▶ What you should do: Copy every line from the records that holds the word "phone".

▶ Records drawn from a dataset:
BEGIN

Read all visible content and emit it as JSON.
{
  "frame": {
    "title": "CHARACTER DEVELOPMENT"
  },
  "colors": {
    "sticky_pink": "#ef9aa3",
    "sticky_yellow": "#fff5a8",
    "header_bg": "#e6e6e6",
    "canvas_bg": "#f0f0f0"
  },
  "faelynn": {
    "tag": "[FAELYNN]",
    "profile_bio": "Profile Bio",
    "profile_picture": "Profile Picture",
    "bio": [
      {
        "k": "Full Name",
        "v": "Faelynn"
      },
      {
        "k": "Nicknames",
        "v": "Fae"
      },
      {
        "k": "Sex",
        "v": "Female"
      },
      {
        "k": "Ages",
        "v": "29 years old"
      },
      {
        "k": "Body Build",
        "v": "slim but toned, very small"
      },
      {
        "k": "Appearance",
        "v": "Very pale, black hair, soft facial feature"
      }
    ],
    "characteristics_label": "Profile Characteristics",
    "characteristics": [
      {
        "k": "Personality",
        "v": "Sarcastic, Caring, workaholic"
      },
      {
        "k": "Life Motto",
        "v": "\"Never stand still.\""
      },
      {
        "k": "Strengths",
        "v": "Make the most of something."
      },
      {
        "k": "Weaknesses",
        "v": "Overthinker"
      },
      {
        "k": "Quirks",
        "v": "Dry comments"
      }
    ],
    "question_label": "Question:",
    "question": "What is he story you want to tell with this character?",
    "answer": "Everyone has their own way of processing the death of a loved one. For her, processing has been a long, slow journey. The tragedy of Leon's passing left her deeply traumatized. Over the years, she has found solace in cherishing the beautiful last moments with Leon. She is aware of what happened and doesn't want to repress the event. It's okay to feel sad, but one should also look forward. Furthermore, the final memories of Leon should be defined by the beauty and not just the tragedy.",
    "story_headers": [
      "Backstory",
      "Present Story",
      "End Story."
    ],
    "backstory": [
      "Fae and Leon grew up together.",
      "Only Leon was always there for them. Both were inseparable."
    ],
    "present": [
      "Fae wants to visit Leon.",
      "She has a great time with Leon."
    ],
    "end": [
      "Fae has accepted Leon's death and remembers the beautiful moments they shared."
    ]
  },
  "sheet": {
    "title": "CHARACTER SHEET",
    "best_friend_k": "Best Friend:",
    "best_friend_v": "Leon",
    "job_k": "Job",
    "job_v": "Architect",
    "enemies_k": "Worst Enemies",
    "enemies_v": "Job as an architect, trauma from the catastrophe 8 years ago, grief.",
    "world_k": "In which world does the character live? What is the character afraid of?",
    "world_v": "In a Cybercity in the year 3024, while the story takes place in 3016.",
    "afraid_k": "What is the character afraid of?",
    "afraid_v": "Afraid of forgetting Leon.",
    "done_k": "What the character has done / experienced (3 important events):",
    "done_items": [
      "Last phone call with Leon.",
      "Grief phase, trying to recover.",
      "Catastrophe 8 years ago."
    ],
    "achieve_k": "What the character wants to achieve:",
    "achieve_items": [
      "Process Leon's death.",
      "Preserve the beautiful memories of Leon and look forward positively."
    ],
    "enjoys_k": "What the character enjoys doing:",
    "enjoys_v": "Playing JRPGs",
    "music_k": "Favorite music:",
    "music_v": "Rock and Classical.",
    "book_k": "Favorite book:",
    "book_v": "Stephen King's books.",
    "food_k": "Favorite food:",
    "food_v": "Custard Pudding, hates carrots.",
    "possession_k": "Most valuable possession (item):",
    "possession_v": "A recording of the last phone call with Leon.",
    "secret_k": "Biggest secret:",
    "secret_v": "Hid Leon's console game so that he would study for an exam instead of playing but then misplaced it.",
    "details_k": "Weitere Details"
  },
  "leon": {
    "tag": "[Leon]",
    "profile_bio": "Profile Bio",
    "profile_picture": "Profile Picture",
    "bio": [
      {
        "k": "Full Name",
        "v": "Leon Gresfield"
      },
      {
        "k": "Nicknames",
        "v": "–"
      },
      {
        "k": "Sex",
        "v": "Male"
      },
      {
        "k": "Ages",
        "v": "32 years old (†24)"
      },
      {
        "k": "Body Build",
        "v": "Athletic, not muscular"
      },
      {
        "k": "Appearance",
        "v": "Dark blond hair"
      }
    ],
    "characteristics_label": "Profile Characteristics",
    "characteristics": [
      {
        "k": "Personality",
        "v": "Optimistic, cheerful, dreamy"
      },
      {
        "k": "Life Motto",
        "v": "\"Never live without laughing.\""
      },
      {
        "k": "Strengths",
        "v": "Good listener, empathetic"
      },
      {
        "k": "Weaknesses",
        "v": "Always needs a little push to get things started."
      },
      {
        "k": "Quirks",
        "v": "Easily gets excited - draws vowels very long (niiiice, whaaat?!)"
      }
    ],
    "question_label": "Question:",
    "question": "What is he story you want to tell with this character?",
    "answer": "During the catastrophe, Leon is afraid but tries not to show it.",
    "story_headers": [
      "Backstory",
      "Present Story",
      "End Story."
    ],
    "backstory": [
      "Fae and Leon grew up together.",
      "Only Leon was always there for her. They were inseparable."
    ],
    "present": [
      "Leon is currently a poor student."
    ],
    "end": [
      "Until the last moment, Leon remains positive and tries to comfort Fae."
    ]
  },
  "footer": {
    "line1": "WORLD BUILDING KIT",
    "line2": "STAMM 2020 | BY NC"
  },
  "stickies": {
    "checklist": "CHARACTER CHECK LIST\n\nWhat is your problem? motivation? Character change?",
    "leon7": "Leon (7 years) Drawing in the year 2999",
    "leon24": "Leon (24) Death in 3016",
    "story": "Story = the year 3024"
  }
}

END
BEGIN

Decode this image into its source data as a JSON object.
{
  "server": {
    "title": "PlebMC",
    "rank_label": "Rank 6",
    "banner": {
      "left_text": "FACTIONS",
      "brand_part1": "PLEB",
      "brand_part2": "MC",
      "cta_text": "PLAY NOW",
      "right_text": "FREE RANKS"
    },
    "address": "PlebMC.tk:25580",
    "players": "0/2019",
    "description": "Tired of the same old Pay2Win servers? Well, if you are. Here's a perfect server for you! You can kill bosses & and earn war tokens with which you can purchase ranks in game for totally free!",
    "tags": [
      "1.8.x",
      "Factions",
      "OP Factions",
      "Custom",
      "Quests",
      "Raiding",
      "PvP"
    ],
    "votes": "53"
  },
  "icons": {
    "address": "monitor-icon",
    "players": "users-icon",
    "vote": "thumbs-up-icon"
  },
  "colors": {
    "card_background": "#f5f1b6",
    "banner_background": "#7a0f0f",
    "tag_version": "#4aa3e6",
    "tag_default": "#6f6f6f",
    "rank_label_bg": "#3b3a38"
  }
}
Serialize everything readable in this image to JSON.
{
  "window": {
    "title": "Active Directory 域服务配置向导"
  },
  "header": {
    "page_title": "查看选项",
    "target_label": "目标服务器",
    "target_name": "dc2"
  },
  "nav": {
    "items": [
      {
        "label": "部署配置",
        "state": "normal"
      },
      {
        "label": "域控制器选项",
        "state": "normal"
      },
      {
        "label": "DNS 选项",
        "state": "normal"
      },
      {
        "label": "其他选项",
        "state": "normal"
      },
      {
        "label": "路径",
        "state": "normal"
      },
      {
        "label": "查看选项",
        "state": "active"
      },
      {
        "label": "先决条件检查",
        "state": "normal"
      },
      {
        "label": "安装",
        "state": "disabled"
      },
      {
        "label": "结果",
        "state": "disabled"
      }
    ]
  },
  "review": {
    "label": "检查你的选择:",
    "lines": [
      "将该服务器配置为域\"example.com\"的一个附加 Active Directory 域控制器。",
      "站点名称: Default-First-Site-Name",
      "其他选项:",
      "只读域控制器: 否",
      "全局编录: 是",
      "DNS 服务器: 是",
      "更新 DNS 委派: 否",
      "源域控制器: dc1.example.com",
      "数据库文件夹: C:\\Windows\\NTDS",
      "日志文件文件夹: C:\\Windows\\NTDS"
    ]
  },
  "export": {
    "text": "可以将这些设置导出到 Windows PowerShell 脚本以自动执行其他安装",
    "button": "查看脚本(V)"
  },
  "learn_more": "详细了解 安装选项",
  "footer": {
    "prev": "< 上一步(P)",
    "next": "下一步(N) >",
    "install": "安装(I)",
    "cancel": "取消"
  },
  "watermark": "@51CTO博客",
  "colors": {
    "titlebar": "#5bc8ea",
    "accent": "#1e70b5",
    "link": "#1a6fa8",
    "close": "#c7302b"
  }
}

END

▶ Exercise response:
      "Last phone call with Leon.",
    "possession_v": "A recording of the last phone call with Leon.",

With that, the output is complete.